A currency conversion calculation is an ideal search engine test as it’s exactly the kind of thing that you would plug into a field and ‘hit go’ on while you’re on the run. It requires that the engine understands what you mean, knows what the currency conversion rate is and can deliver it in an easy-to-read fashion.
A search for ’10 dollars to euros’ on Google gave me an immediate conversion with a chart of the Euro and a couple of fields that would allow me to alter either side of the conversion. Very well done and nearly perfect execution for this kind of search. Bing gave me links to two sites that would allow me to perform the conversion, not nearly as helpful.
This is a prime example of a search engine being technically accurate but not as well tuned to mobile. If you’re searching for a conversion rate on your phone, it is likely that you’re traveling and may even be right in the middle of a transaction. This calls for the lightning fast return of accurate information, not a link that you have to follow further.
So the geek quotient of Bing’s searches wasn’t nearly as fine-tuned as Google’s. More complex or obscure searches are really the kind of things that Google does so very well. Bing has a ways to go before it has polished up this area and Microsoft is likely not as concerned with this ’1%’ of its users and more interested presenting common searches well.
Bing maps may be good on the desktop, and I feel that they are very, very good there, but the mobile versions of them are almost comically bad when compared to Google’s. If you do a search on Bing for ‘maps’ it displays its own mapping option behind Google, Yahoo and Mapquest, and that’s pretty much where I think that they belong.
It’s not terrible, but a confusing layer engine, highly compressed map images and strangely laggy navigation make this a poor substitute for Google’s maps. The native app’s wrapper probably does a lot to help the perception of Google Maps as a superior solution, but in its web form it’s a far superior product to Bing Maps.
This is especially frustrating considering that the version that ships with Windows Phone 7.5 Mango is so good. I loved it when taking the Nokia Lumia 800 for a spin and found it to be a valid substitute for Google’s product, although the Nokia Maps addon was perhaps still a bit better.
Is it good enough?
If you’re looking to switch away from Google’s products to alternatives, or are interested in how ready Bing may be for the average iPhone user to switch to should Apple make a deal to swap out Google as the default, the answer is, generally, yes.

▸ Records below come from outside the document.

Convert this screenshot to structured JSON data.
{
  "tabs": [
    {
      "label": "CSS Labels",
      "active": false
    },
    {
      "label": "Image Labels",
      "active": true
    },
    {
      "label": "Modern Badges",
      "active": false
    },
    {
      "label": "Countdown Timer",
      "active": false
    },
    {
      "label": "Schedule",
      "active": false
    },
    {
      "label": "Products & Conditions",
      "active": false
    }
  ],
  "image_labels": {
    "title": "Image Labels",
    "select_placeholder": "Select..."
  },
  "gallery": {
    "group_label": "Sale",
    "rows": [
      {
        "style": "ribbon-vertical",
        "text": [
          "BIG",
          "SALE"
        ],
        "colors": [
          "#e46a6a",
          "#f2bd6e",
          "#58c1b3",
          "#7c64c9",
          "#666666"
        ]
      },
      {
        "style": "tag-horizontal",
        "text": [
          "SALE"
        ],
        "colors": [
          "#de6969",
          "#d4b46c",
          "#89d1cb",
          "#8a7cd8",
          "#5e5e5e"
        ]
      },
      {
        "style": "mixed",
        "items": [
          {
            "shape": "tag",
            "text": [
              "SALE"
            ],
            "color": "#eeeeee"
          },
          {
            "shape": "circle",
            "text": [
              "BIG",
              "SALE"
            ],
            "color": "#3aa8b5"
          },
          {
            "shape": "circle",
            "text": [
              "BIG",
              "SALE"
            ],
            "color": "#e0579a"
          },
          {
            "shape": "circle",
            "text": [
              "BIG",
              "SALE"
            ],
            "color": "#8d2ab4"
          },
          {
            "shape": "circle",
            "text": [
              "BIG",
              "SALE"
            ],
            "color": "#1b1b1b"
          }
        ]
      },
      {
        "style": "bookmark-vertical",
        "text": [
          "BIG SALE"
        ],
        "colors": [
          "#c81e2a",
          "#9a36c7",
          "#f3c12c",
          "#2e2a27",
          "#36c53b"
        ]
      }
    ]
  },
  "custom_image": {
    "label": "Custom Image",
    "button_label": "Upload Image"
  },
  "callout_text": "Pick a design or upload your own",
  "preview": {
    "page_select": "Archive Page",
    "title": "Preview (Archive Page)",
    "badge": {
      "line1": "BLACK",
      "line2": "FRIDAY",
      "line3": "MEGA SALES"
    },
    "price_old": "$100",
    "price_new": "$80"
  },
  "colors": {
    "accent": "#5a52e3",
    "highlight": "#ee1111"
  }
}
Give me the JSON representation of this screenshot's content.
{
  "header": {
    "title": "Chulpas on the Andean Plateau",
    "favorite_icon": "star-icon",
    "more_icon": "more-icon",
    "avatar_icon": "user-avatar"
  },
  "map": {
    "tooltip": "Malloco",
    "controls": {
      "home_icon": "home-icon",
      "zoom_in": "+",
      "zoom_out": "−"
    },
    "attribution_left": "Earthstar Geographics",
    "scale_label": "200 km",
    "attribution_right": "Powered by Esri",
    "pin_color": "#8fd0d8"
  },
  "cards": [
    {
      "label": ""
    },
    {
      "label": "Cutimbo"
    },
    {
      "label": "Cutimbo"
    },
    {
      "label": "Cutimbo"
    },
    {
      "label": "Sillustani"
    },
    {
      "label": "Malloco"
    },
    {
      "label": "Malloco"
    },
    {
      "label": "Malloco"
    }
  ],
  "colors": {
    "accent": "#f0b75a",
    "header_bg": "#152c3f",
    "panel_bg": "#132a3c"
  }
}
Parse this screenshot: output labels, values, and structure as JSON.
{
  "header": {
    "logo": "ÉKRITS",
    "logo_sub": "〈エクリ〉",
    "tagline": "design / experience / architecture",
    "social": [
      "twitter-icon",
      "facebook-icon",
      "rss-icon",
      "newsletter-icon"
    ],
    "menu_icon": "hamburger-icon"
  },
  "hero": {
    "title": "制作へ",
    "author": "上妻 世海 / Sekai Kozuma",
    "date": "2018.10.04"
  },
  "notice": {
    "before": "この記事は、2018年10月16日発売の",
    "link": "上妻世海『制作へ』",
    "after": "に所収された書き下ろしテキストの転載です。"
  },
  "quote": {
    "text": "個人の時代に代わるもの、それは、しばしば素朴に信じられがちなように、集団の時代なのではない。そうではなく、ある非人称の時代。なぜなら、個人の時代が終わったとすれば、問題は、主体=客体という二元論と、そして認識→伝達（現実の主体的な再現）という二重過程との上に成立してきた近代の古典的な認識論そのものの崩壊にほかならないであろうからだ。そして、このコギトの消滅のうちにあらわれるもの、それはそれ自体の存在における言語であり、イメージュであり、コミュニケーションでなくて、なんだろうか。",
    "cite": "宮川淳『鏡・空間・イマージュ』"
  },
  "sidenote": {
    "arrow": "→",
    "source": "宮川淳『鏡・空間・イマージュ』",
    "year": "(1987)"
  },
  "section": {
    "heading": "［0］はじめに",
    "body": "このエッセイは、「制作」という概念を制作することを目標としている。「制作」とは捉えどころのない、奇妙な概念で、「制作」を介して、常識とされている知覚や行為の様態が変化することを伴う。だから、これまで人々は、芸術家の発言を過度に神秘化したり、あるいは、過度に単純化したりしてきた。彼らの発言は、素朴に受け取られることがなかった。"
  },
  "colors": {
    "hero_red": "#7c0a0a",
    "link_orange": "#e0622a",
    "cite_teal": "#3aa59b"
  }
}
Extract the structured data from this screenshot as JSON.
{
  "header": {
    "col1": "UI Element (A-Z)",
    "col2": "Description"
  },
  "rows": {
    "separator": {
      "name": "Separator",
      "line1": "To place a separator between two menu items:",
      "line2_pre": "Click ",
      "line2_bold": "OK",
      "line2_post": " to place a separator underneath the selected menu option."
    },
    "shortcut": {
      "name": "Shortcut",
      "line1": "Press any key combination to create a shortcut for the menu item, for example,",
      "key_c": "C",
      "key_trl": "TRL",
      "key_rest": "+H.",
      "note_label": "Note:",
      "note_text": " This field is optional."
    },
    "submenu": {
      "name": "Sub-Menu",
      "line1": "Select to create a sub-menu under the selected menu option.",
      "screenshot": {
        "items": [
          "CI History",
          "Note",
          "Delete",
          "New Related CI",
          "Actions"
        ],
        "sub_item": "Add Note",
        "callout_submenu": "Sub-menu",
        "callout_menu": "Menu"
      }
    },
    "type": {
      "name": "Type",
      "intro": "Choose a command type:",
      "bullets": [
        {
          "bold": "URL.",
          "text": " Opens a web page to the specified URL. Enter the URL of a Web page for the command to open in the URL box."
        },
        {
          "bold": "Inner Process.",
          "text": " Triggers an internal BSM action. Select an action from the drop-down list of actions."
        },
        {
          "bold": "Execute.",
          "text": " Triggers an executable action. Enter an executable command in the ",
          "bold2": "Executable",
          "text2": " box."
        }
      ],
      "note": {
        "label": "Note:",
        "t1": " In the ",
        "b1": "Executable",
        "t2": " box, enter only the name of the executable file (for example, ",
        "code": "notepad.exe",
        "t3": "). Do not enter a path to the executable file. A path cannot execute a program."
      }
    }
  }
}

It’s a valid and full-featured alternative to a large portion of the searches that you’ll do on your iPhone from day to day and will likely give you solid results for all but the geekiest of search terms.
The design is largely cleaner and more attractive than Google’s more cluttered results, and more preview text helps you decide on which link to follow. But, if you’re even reading this article there’s a good chance that Bing isn’t really being made for you.
Instead, Microsoft seems to be heavily targeting the ’99%’ of mobile searchers. Those who will be looking for a restaurant close by, seeing what Lady Gaga is up to now or what the score is on the game. This is smart, because it’s exactly who Apple is targeting with the iPhone.
The iPhone appeals to those who like things that are simple, easy to use and as ‘fuss free’ as possible. This is a major component of why Apple sells millions of iPhones and can barely keep up with demand and why, when asked for advice, many beleaguered geeks will indeed tell their relatives to ‘just buy an iPhone.’
If it intends to fit his bill well, then one area it really needs to concentrate on is Maps. There is no excuse for how poor the product is in Mobile Safari and it’s definitely the weakest link when compared to Google’s offerings.
For now, Bing remains my default engine, but is probably just a very strong second place for most people. But it honestly wouldn’t take too much to tip the scales for a very large portion of the iPhone-using population. Just get those maps in order Microsoft, and we’ll talk again.